COVID-19, SARS-CoV-2, respiratory insufficiency, mechanical ventilators, ventilator-induced lung injury
Rehabilitation and Therapy | Respiratory Therapy | Respiratory Tract Diseases | Virus Diseases
Research Objectives: To highlight opportunities to decrease adverse outcomes in the acute management of COVID-19 infection.
Design: Descriptive single-subject study
Setting: Inpatient/Acute rehabilitation
Participants: A 47-year-old female with Ventilator-Dependent Respiratory Failure (VDRF) secondary to COVID-19.
Interventions: In the ED, Patient was started on antibiotics (azithromycin, ceftriaxone), nebulizer treatments, intravenous fluids, and intramuscular corticosteroids (methylprednisolone).
On hospital admission, she was initiated on antiviral Remdesivir and received 1 unit of convalescent plasma. Self-proning was encouraged, yet Patient required progressive increase in oxygen (O2) supplementation. She was intubated from Hospital Day (HD) 4 to 7. Wound care assessments began on HD10; wounds to low back and bilateral buttocks were noted. By HD15, O2 requirements were further weaned and Patient was transferred to Acute Inpatient Rehab.
On Rehab admission, Patient had Leukocytosis and wounds noted as “Unstageable”. Antibiotic coverage was increased (Cefepime). By HD28/ Rehab Day (RD) 13, wound culture was positive, and antibiotic regimen was further supplemented (Metronidazole, Fluconazole, Daptomycin).
MRI thoracic spine and pelvis demonstrated “necrotizing soft-tissue infection”. Surgical debridement occurred HD31/RD16 with subsequent anemia, requiring transfusion. She underwent additional surgical debridement on HD38/RD23 and was returned to the Acute floors. She was discharged to home with outpatient wound care on HD53.

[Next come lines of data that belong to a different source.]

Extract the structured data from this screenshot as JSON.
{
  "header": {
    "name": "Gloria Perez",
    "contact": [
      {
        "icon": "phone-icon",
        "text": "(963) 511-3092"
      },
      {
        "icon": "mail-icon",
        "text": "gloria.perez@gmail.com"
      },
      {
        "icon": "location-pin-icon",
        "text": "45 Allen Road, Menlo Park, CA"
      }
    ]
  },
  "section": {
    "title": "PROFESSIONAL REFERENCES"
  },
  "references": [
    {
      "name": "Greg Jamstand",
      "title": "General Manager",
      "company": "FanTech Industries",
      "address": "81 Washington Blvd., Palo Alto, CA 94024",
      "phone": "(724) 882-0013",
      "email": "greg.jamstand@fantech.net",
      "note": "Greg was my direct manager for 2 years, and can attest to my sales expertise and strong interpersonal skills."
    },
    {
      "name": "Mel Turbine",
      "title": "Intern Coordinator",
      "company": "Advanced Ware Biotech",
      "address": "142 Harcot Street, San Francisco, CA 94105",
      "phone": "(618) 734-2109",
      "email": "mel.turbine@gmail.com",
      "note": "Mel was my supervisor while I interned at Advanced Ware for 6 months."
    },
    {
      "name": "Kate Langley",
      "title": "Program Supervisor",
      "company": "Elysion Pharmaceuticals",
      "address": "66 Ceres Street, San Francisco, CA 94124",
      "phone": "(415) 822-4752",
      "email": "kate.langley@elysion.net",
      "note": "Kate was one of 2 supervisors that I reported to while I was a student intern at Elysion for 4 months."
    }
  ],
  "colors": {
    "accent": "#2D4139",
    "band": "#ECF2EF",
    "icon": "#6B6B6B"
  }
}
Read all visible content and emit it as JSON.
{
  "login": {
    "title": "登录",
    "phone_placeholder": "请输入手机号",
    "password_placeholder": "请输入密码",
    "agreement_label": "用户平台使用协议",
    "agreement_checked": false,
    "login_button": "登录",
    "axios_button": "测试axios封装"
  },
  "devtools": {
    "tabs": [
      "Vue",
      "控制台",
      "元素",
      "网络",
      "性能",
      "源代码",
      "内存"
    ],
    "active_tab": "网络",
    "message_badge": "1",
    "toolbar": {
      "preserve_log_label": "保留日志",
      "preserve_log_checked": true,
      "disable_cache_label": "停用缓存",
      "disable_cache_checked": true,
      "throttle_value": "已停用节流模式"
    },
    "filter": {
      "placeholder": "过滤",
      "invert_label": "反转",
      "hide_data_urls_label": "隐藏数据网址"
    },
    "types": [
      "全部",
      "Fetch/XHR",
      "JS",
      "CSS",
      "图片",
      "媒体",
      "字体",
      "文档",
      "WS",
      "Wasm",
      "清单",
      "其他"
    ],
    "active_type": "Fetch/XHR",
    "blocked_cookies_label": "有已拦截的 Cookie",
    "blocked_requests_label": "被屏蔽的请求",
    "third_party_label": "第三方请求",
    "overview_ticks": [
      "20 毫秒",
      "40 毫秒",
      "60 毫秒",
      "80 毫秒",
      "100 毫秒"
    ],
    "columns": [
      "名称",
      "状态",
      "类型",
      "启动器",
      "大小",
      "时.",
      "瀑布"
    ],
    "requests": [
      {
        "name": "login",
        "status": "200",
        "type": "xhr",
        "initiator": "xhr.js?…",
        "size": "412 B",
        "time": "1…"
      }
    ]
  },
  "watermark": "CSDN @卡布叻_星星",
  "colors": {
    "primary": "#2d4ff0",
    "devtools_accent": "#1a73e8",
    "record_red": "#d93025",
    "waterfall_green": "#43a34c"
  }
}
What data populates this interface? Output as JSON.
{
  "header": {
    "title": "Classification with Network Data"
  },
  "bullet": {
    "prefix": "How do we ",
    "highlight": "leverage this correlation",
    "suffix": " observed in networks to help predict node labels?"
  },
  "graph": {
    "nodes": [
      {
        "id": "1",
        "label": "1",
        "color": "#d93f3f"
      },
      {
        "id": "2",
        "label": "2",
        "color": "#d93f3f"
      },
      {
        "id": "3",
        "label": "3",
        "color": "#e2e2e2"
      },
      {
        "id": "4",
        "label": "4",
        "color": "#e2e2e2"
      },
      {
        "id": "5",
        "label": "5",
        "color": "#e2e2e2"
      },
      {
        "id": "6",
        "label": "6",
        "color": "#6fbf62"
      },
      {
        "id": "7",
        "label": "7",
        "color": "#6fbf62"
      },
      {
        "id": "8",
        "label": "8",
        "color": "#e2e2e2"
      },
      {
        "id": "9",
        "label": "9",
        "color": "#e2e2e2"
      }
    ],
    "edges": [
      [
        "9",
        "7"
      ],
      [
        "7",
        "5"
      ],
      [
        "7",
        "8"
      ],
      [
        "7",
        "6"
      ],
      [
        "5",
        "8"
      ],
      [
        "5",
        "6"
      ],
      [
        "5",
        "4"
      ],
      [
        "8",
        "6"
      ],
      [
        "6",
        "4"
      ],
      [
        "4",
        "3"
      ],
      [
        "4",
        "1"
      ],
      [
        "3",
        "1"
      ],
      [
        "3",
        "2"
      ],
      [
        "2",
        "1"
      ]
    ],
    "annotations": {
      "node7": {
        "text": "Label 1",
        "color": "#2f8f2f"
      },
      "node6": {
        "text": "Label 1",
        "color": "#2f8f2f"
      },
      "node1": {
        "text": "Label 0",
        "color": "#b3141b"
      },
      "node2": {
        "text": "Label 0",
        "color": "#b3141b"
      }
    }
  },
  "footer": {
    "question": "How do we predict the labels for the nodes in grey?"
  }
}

Main Outcome Measures: Wound size (area).
Results: Wound size: Hospital Day (HD) 10: 284.39cm2; HD16/Rehab Day (RD) 1: 698.6cm2; HD34/RD19: 265.66; HD39:747.72cm2; HD51: Area = 992.80cm2.
∆Area, Pre-Rehab (HD16-HD10): (+) 414.2cm2; ∆Area, Rehab (HD34/RD19-HD16/RD1): (-) 439.94; ∆Area, Post-Rehab (HD51-HD34): (+) 727.14.
Conclusions: Inpatient Rehabilitation practices may help ameliorate pressure injury in cases of VDRF secondary to COVID-19 infection. Further study is warranted on the potential integration of such practices in this patient population, as a preventative measure in the Acute and/or Critical care settings.
Publisher or Conference
American Congress of Rehabilitation Medicine Annual Conference
Rodriguez CA Jr., Doddy KR, Ayutyanont N. Pressure injury as insidious comorbidity in Ventilator-Dependent Respiratory Failure (VDRF) secondary to COVID-19: A Case Report. Presented at: ACRM 2021 Annual Meeting; September 27, 2021.
Available for download on Tuesday, September 27, 2022